### EXERCISE PROMPT
Your result should be the lines holding the word "value", copied from the entries below.

--- --- ---

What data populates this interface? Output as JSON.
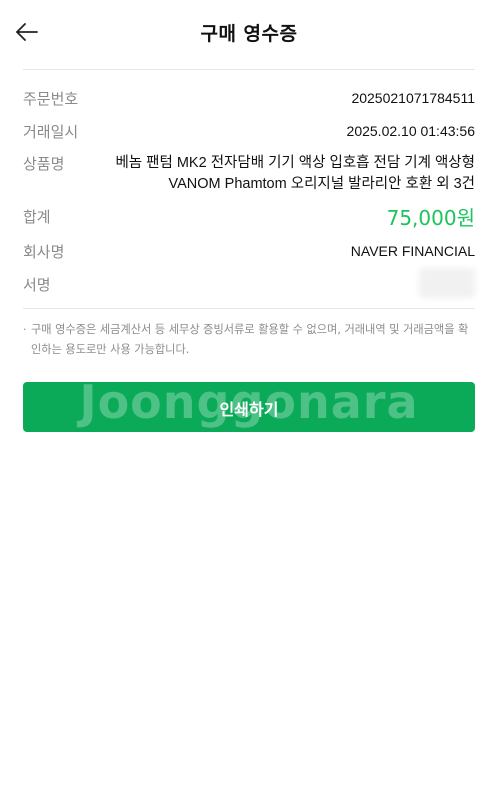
{
  "header": {
    "title": "구매 영수증",
    "back_icon": "back-arrow-icon"
  },
  "receipt": {
    "order_number": {
      "label": "주문번호",
      "value": "2025021071784511"
    },
    "transaction_date": {
      "label": "거래일시",
      "value": "2025.02.10 01:43:56"
    },
    "product": {
      "label": "상품명",
      "value": "베놈 팬텀 MK2 전자담배 기기 액상 입호흡 전담 기계 액상형 VANOM Phamtom 오리지널 발라리안 호환 외 3건"
    },
    "total": {
      "label": "합계",
      "value": "75,000원"
    },
    "company": {
      "label": "회사명",
      "value": "NAVER FINANCIAL"
    },
    "signature": {
      "label": "서명"
    }
  },
  "notice": {
    "bullet": "·",
    "text": "구매 영수증은 세금계산서 등 세무상 증빙서류로 활용할 수 없으며, 거래내역 및 거래금액을 확인하는 용도로만 사용 가능합니다."
  },
  "actions": {
    "print_label": "인쇄하기"
  },
  "watermark": "Joonggonara",
  "colors": {
    "accent_green": "#0aaa59",
    "total_green": "#1ec35e",
    "label_gray": "#8a8a8a"
  }
}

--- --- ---

### PROBLEM SOLUTION
      "value": "2025021071784511"
      "value": "2025.02.10 01:43:56"
      "value": "베놈 팬텀 MK2 전자담배 기기 액상 입호흡 전담 기계 액상형 VANOM Phamtom 오리지널 발라리안 호환 외 3건"
      "value": "75,000원"
      "value": "NAVER FINANCIAL"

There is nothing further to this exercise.